Top of Data supplied
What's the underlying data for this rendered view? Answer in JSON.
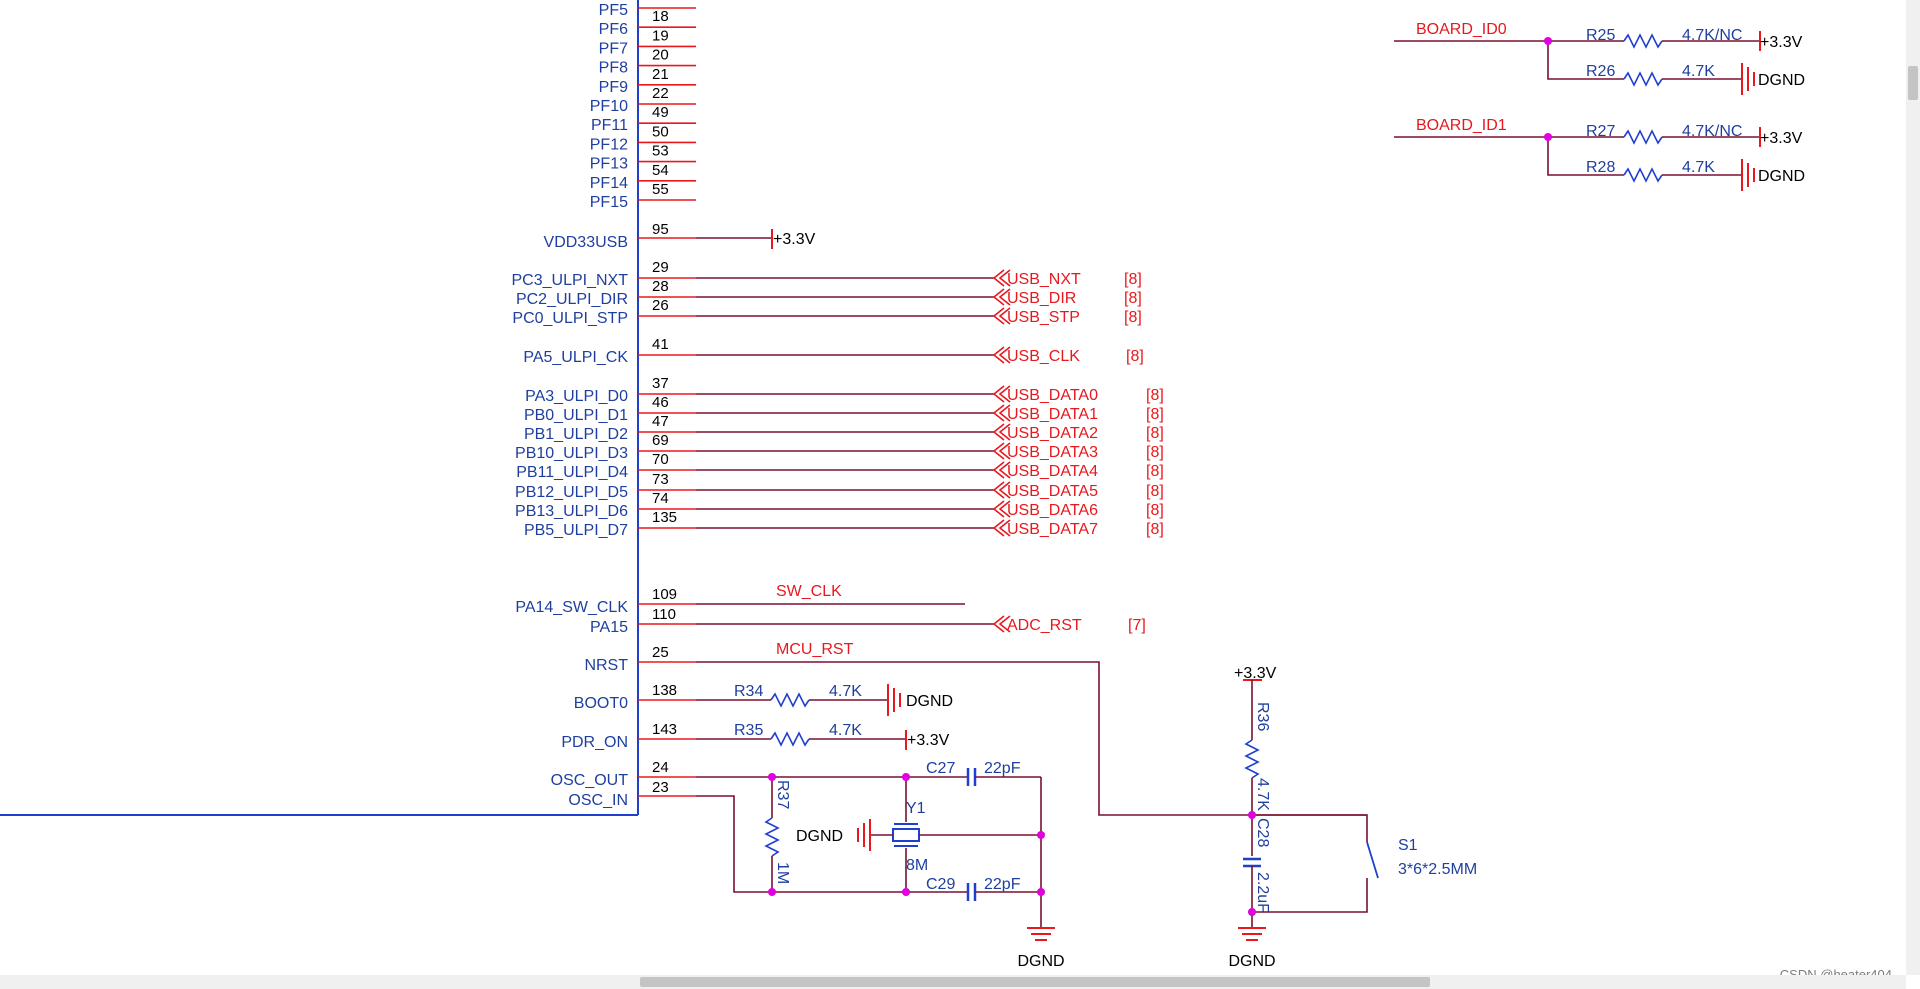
{
  "colors": {
    "wire": "#7a1030",
    "pin": "#e8181e",
    "body": "#1f3fd0",
    "junction": "#e000e0",
    "netlabel": "#e8181e",
    "text": "#1f3f9f"
  },
  "pins": [
    {
      "name": "PF5",
      "num": ""
    },
    {
      "name": "PF6",
      "num": "18"
    },
    {
      "name": "PF7",
      "num": "19"
    },
    {
      "name": "PF8",
      "num": "20"
    },
    {
      "name": "PF9",
      "num": "21"
    },
    {
      "name": "PF10",
      "num": "22"
    },
    {
      "name": "PF11",
      "num": "49"
    },
    {
      "name": "PF12",
      "num": "50"
    },
    {
      "name": "PF13",
      "num": "53"
    },
    {
      "name": "PF14",
      "num": "54"
    },
    {
      "name": "PF15",
      "num": "55"
    }
  ],
  "mcu": {
    "vdd": {
      "name": "VDD33USB",
      "num": "95",
      "power": "+3.3V"
    },
    "ulpi": [
      {
        "name": "PC3_ULPI_NXT",
        "num": "29",
        "net": "USB_NXT",
        "sheet": "[8]"
      },
      {
        "name": "PC2_ULPI_DIR",
        "num": "28",
        "net": "USB_DIR",
        "sheet": "[8]"
      },
      {
        "name": "PC0_ULPI_STP",
        "num": "26",
        "net": "USB_STP",
        "sheet": "[8]"
      },
      {
        "name": "PA5_ULPI_CK",
        "num": "41",
        "net": "USB_CLK",
        "sheet": "[8]"
      }
    ],
    "data": [
      {
        "name": "PA3_ULPI_D0",
        "num": "37",
        "net": "USB_DATA0",
        "sheet": "[8]"
      },
      {
        "name": "PB0_ULPI_D1",
        "num": "46",
        "net": "USB_DATA1",
        "sheet": "[8]"
      },
      {
        "name": "PB1_ULPI_D2",
        "num": "47",
        "net": "USB_DATA2",
        "sheet": "[8]"
      },
      {
        "name": "PB10_ULPI_D3",
        "num": "69",
        "net": "USB_DATA3",
        "sheet": "[8]"
      },
      {
        "name": "PB11_ULPI_D4",
        "num": "70",
        "net": "USB_DATA4",
        "sheet": "[8]"
      },
      {
        "name": "PB12_ULPI_D5",
        "num": "73",
        "net": "USB_DATA5",
        "sheet": "[8]"
      },
      {
        "name": "PB13_ULPI_D6",
        "num": "74",
        "net": "USB_DATA6",
        "sheet": "[8]"
      },
      {
        "name": "PB5_ULPI_D7",
        "num": "135",
        "net": "USB_DATA7",
        "sheet": "[8]"
      }
    ],
    "swclk": {
      "name": "PA14_SW_CLK",
      "num": "109",
      "net": "SW_CLK"
    },
    "pa15": {
      "name": "PA15",
      "num": "110",
      "net": "ADC_RST",
      "sheet": "[7]"
    },
    "nrst": {
      "name": "NRST",
      "num": "25",
      "net": "MCU_RST"
    },
    "boot0": {
      "name": "BOOT0",
      "num": "138"
    },
    "pdr": {
      "name": "PDR_ON",
      "num": "143"
    },
    "oscout": {
      "name": "OSC_OUT",
      "num": "24"
    },
    "oscin": {
      "name": "OSC_IN",
      "num": "23"
    }
  },
  "board_id": [
    {
      "net": "BOARD_ID0",
      "r_up": "R25",
      "r_up_val": "4.7K/NC",
      "r_up_pwr": "+3.3V",
      "r_dn": "R26",
      "r_dn_val": "4.7K",
      "r_dn_gnd": "DGND"
    },
    {
      "net": "BOARD_ID1",
      "r_up": "R27",
      "r_up_val": "4.7K/NC",
      "r_up_pwr": "+3.3V",
      "r_dn": "R28",
      "r_dn_val": "4.7K",
      "r_dn_gnd": "DGND"
    }
  ],
  "boot": {
    "r34": "R34",
    "r34_val": "4.7K",
    "gnd": "DGND",
    "r35": "R35",
    "r35_val": "4.7K",
    "pwr": "+3.3V"
  },
  "osc": {
    "r37": "R37",
    "r37_val": "1M",
    "c27": "C27",
    "c27_val": "22pF",
    "c29": "C29",
    "c29_val": "22pF",
    "y1": "Y1",
    "y1_val": "8M",
    "gnd_left": "DGND",
    "gnd_bottom": "DGND"
  },
  "reset": {
    "pwr": "+3.3V",
    "r36": "R36",
    "r36_val": "4.7K",
    "c28": "C28",
    "c28_val": "2.2uF",
    "s1": "S1",
    "s1_val": "3*6*2.5MM",
    "gnd": "DGND"
  },
  "watermark": "CSDN @heater404"
}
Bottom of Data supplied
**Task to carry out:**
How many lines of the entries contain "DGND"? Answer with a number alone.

**Result of the task:**
6